Children were taken from their families in violent ways, only to never see them again. This is what Aboriginal and Torres Strait Islander people had to endure for 60 years (1910 – 1970). This period is also known as ‘The Stolen Generations’. Racial discrimination and segregation in the US was also prominent, and this sparked mass protests and Civil Rights movements such as the ‘Bus Boycott’ of 1961. Movements in the US inspired protests in Australia too, and this led to racial discrimination being changed forever. Aboriginal and Torres Strait Islander people’s rights were substantially affected by the US Civil Rights Movement during the 1950s – 60s. This resulted in significant alterations towards their right to vote and land entitlements, although, there are still forms of segregation and discrimination occurring that were not altered by the activists in Australia or the US, and these forms of racism must be covered sooner rather than later, and attempts by activists to abandon all forms of racism must be supported so future generations can live without any forms of segregation or discrimination.
The US Civil Rights Movement started in December 1955, when NAACP activist Rosa Parks refused to give her seat on a public bus in Montgomery, Alabama to a white man. When the white man got on the bus and couldn’t find a seat in the white section, the bus driver ordered Rosa Parks and three other black people to give up their seats. Parks refused to do this and was later arrested. On May 4, 1961, the ‘Bus Boycott’, sparked by Parks’ dramatic arrest, involved seven African American people and six white people boarding a bus in Washington D.C, beginning a tour of America’s south to protest against segregated bus terminals. This would help remove the racist laws of the Jim Crow South and would help turn a young preacher named Martin Luther King Jr into the country’s best-known civil rights leader. Nine months earlier, a 15-year-old black woman named Claudette Colvin was arrested for refusing to give up her seat to a white woman on a segregated bus. She went on to become one of five plaintiffs in the first federal court case filed by civil rights attorney Fred Gard in 1956, as the Browder vs Gayle case challenged bus segregation in the city. This case ended up in the Supreme Court, which resulted in the court affirming order to Montgomery and the state of Alabama to end bus segregation, which ended in the bus boycott being called off. Other protests include the ‘Bloody Sunday’ protest in 1965, where 600 innocent demonstrators participated in the ‘Selma to Montgomery March’ to protest the death of the black civil rights activist Jimmie Jackson, who was shot by a white police officer. These campaigns and protests were all carefully planned and demonstrated with peace and determination so they could gain mass amounts of attention and to raise awareness.

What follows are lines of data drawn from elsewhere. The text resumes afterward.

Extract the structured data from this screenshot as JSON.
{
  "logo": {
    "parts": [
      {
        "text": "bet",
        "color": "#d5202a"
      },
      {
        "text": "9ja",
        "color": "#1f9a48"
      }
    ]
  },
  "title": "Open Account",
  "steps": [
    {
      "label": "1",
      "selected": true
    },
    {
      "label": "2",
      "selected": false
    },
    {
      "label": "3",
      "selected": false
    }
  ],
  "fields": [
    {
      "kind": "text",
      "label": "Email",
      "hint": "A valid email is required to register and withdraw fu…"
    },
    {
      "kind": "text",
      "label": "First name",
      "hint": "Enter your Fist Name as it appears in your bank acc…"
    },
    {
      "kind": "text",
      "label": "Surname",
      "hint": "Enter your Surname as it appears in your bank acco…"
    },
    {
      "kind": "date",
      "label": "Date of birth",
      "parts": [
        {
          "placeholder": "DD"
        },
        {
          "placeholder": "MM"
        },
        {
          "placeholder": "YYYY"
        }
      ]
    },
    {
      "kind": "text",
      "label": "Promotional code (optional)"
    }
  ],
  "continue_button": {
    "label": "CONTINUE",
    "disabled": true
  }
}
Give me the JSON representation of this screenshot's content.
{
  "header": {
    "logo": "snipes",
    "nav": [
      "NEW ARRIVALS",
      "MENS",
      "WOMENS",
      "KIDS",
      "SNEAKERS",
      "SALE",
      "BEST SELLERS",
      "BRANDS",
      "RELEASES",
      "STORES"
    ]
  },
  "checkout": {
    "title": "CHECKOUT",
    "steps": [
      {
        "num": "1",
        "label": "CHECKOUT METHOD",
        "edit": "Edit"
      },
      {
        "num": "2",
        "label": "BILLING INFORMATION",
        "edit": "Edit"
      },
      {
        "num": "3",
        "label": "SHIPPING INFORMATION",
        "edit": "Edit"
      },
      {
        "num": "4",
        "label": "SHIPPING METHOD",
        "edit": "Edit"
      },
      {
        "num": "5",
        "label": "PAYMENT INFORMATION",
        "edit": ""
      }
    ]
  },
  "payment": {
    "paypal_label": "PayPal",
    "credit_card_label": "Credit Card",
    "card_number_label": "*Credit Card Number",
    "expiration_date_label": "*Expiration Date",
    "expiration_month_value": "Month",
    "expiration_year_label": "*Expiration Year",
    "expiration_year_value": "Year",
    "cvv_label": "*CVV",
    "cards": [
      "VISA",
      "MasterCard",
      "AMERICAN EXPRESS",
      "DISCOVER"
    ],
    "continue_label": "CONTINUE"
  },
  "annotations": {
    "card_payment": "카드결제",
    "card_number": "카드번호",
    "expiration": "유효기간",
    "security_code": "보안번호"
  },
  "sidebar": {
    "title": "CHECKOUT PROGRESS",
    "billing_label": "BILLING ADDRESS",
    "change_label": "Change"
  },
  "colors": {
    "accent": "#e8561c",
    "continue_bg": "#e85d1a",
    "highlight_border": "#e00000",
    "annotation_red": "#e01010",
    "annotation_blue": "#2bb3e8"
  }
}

Many people would know the famous name, “Martin Luther King Jr.” or the speech, “I have a dream…”, but not many know the true extent of that speech and the affect that it had to not only America’s racial laws but to other country’s racial laws around the world too, such as Australia’s. This speech was seen by 250,000 people during the ‘March on Washington’ on August 28, 1963. He knew that this was an opportunity to reach a wide audience and to persuade the public and government to act against racial segregation. At the current time, racial segregation was still occurring, and he knew that he must keep peace, remain calm and speak well in order to prove a point. The American Civil Rights Movement had a significant impact on the Freedom Rides in Australia. The Freedom Rides in Australia was approximately a two-week event in February 1965 in New South Wales. The goal was to protest for equal rights for the Aboriginal peoples who faced discrimination in Australia. During the 1950’s, there was an increasing international outrage at the way countries like America and South Africa treated their black populations. Australia was also receiving criticism for this, with the London Anti-Slavery Society threatening to act against how these people were being treated. Over the next 15 years, the Federal Council for Aboriginal Advancement campaigned for change, equal wages, access to social service benefits, and other important things such as land rights. Meanwhile, Aboriginal activist Charlie Perkins formed the SAFA (Student Action for Aborigines), which contained students for the University of Sydney. In 1965, the SAFA planned, with great detail, the ‘Freedom Ride’, a bus tour of western and coastal New South Wales and towns which aimed to raise public awareness about the poor state of Aboriginal health, education and housing, encourage and support Indigenous people to fight against racial discrimination. This event strengthened the Indigenous civil rights campaigns that followed in the later years.
Segregation and discrimination throughout Australia at the time was just as bad as America, it just went un-noticed by other countries. Different forms of segregation in Australia included segregated buses, colour bars, and the denial of access into town halls and pubs, they were even segregated at hospitals. There were several significant civil rights events in Australia, one of which being the announcement in 1962 that Aboriginal people were allowed to vote in Federal elections. When the Aboriginal people won this vote, they were able to vote like a ‘white human’ and had access to medical services and education. They were taken more seriously by politicians and they were given the ability to have a seat in the government. The right to vote was a very significant to indigenous people as before 1962, they had been denied the access to vote. This vote was important to them as their votes are now counted and influenced in the outcomes of the elections and federal, state and local levels.